> **REQUIREMENT**: The lines to copy are those in the records below that hold the word "Information".

Entries from a dataset of interfaces:
───
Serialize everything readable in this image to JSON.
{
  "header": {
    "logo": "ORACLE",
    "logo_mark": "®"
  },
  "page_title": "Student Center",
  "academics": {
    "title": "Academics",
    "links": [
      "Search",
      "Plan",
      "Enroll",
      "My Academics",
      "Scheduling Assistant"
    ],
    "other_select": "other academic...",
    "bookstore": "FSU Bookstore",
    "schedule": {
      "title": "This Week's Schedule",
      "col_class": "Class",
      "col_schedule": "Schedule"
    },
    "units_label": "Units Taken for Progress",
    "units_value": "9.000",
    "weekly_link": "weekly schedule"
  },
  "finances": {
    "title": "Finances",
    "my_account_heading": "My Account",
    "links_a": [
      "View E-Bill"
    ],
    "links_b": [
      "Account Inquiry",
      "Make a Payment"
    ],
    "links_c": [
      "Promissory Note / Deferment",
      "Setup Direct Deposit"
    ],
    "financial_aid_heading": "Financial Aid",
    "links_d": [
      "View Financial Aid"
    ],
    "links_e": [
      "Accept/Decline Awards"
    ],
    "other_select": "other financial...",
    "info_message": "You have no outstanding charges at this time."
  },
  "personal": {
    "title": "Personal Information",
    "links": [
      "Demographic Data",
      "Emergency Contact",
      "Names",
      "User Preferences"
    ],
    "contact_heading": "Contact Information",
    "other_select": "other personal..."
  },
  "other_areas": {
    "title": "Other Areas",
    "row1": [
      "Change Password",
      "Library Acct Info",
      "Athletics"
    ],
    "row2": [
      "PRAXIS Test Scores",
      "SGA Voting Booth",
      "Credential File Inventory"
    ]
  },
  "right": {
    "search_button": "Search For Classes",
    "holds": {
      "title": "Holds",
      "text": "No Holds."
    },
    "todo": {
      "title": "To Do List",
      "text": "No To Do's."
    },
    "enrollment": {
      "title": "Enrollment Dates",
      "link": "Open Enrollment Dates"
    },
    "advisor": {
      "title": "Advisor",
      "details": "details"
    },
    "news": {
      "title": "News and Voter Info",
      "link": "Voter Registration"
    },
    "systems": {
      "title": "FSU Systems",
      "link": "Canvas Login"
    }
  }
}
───
> **ANSWER**:
    "title": "Personal Information",
    "contact_heading": "Contact Information",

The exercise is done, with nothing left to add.